In my experience this is what happens with one's first (or maybe first couple) screenplays.
You want to write it out first without plotting it. You don't want to put that beat-sheet on the cork board because you've got this idea and you just start writing it down.
And then at some point after months, perhaps years, of working on the damned screenplay you come to a realization that it sucks.
And you go back to try to de-suck the screenplay and the notes you get involve completely re-writing the entire thing.
The thing you've just spent months (years) writing.
And you say "ugh" and you just make a couple smaller changes because a page-one rewrite which fundamentally changes the first act (so that the last act can work) and you have to lose that scene you really like because it actually has nothing to do with your main character and what their want is and what their struggle is.
And it's all because you didn't plot out the dang movie in the first place.
You know, with a beat-sheet.
So, either you should just suffer through those first couple of screenplays that have major structural problems, or you should start out with the good advice of making a beat-sheet.
I'm not going to make that decision for you. Why? Because writing your first two screenplays is really freakin' hard, that's why. So if you get through it, and it sucks, it's OK. You finished. Sure, you put years of your life into it. But now you have it. And you can start working on the good screenplays that are coming...

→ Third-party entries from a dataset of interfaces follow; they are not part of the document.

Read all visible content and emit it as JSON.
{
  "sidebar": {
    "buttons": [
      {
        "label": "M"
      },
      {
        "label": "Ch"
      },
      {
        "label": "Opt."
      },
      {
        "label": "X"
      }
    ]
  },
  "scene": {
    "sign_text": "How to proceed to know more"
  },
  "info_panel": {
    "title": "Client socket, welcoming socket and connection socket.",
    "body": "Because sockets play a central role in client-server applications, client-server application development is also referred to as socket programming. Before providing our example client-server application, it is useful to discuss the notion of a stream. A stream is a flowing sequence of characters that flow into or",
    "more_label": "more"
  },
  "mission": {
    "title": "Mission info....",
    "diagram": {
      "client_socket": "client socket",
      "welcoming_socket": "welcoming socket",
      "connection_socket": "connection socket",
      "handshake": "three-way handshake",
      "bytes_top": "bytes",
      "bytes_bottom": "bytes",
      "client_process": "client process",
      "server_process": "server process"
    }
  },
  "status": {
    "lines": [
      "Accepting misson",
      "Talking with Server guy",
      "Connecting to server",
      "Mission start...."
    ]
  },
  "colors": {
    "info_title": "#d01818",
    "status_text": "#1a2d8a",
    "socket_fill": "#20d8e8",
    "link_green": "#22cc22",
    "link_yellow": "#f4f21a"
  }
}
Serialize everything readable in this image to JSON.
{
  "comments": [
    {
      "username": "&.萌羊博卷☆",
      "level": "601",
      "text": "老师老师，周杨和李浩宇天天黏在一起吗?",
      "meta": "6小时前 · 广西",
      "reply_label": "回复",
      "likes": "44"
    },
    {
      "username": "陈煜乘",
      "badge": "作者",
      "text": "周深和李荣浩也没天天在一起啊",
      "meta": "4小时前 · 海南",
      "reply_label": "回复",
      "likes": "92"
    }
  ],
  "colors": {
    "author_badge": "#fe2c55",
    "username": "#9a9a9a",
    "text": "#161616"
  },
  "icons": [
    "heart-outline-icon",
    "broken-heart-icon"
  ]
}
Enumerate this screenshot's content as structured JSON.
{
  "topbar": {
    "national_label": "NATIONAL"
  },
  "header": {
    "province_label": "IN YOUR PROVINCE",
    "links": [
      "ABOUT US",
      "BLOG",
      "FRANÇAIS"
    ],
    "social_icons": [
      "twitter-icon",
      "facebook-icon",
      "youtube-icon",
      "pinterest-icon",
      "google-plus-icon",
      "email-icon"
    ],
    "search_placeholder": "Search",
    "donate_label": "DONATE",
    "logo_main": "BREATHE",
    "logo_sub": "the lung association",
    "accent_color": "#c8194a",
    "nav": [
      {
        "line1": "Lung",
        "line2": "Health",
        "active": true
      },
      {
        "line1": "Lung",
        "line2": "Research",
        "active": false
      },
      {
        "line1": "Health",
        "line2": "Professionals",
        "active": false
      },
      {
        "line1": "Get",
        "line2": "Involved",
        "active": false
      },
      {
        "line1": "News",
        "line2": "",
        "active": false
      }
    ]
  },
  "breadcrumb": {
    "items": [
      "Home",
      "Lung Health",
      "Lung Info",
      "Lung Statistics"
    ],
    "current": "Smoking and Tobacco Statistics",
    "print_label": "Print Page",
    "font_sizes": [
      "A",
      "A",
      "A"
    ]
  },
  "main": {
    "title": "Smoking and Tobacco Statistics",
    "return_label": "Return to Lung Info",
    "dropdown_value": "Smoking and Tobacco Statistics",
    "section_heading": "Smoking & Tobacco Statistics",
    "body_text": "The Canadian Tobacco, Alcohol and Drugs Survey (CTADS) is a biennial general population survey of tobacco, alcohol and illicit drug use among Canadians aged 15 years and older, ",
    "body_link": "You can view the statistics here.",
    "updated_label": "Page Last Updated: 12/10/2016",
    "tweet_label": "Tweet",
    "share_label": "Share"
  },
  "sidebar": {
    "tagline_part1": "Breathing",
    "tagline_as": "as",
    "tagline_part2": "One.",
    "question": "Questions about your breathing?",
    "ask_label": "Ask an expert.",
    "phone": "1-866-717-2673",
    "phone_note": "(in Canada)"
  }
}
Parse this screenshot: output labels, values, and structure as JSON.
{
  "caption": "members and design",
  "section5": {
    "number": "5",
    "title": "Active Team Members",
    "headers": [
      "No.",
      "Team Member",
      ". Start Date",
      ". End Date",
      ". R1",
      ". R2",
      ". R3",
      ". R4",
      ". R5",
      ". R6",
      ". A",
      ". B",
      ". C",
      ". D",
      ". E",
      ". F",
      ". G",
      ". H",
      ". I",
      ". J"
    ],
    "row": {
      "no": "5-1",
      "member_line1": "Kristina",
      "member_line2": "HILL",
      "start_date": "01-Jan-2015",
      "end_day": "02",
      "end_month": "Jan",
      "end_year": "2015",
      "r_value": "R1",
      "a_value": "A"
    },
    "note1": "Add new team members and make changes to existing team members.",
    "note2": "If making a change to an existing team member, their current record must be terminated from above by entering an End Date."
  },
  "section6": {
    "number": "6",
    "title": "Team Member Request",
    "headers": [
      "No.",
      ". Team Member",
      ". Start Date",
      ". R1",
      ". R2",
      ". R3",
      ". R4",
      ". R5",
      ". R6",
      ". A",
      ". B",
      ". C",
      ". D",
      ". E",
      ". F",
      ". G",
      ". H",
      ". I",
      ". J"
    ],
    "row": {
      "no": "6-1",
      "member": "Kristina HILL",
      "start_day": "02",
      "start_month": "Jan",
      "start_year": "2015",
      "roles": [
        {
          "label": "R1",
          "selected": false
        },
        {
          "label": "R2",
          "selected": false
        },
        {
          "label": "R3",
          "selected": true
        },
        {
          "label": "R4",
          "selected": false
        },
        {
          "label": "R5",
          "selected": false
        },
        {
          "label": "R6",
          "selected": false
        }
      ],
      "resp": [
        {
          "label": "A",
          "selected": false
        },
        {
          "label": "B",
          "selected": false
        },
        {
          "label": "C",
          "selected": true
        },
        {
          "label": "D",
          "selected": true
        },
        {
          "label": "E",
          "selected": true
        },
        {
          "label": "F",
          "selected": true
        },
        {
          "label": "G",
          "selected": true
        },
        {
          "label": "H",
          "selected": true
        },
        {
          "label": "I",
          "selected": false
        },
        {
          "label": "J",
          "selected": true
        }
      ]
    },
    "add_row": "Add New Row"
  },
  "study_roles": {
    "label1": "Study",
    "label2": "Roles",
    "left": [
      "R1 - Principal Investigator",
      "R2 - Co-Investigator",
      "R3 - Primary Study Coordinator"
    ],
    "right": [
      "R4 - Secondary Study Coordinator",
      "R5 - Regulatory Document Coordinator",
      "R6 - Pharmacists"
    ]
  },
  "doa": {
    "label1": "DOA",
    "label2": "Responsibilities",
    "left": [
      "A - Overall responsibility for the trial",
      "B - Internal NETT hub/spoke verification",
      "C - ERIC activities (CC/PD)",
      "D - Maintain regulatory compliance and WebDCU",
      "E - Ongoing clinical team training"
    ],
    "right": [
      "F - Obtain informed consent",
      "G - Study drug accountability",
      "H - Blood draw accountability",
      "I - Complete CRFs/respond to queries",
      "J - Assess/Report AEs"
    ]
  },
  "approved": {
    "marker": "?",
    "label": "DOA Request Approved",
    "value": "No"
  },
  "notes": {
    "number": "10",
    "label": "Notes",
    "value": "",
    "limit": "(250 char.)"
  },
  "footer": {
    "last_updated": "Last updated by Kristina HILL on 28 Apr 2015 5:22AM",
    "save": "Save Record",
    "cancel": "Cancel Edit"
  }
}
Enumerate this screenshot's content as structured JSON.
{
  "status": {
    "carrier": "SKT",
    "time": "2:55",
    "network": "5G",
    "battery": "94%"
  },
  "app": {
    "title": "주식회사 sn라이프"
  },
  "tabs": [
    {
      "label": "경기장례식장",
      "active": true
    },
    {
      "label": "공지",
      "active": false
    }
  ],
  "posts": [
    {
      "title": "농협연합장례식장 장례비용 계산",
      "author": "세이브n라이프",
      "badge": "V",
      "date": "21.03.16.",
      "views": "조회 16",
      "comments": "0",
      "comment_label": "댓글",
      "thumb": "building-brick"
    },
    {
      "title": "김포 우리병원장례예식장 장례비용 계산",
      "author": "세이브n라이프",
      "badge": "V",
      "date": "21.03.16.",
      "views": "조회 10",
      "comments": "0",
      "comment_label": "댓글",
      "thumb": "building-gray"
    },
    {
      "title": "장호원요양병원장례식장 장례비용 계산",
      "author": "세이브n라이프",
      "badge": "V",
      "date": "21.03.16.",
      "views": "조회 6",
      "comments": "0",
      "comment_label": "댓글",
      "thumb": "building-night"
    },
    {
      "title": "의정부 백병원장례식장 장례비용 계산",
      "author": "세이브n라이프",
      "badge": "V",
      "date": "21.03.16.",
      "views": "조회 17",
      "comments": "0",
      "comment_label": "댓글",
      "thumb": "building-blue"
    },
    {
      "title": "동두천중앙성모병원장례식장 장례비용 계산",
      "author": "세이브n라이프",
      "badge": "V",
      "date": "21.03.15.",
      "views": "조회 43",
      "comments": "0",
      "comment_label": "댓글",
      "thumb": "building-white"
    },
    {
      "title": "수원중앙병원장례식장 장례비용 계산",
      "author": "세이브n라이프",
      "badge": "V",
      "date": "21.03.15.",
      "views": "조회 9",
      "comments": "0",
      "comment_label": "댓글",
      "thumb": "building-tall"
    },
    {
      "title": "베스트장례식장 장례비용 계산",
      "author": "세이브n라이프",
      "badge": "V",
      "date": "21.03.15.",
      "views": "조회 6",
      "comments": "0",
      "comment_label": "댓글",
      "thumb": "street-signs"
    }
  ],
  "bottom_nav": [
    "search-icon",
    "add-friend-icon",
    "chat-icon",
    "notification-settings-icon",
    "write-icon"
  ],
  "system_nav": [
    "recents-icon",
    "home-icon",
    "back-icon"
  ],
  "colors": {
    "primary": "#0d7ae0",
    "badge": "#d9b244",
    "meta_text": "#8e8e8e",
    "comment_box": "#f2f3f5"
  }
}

For all that is holy make your lead character active. Stuff can't just happen to them and they are just "acted upon". They have to make choices. Deliberate choices to do important things. And those choices they make have to affect what's going on for the rest of the movie. Maybe they're put in a terrible position but they have to make some choices about what to do about it.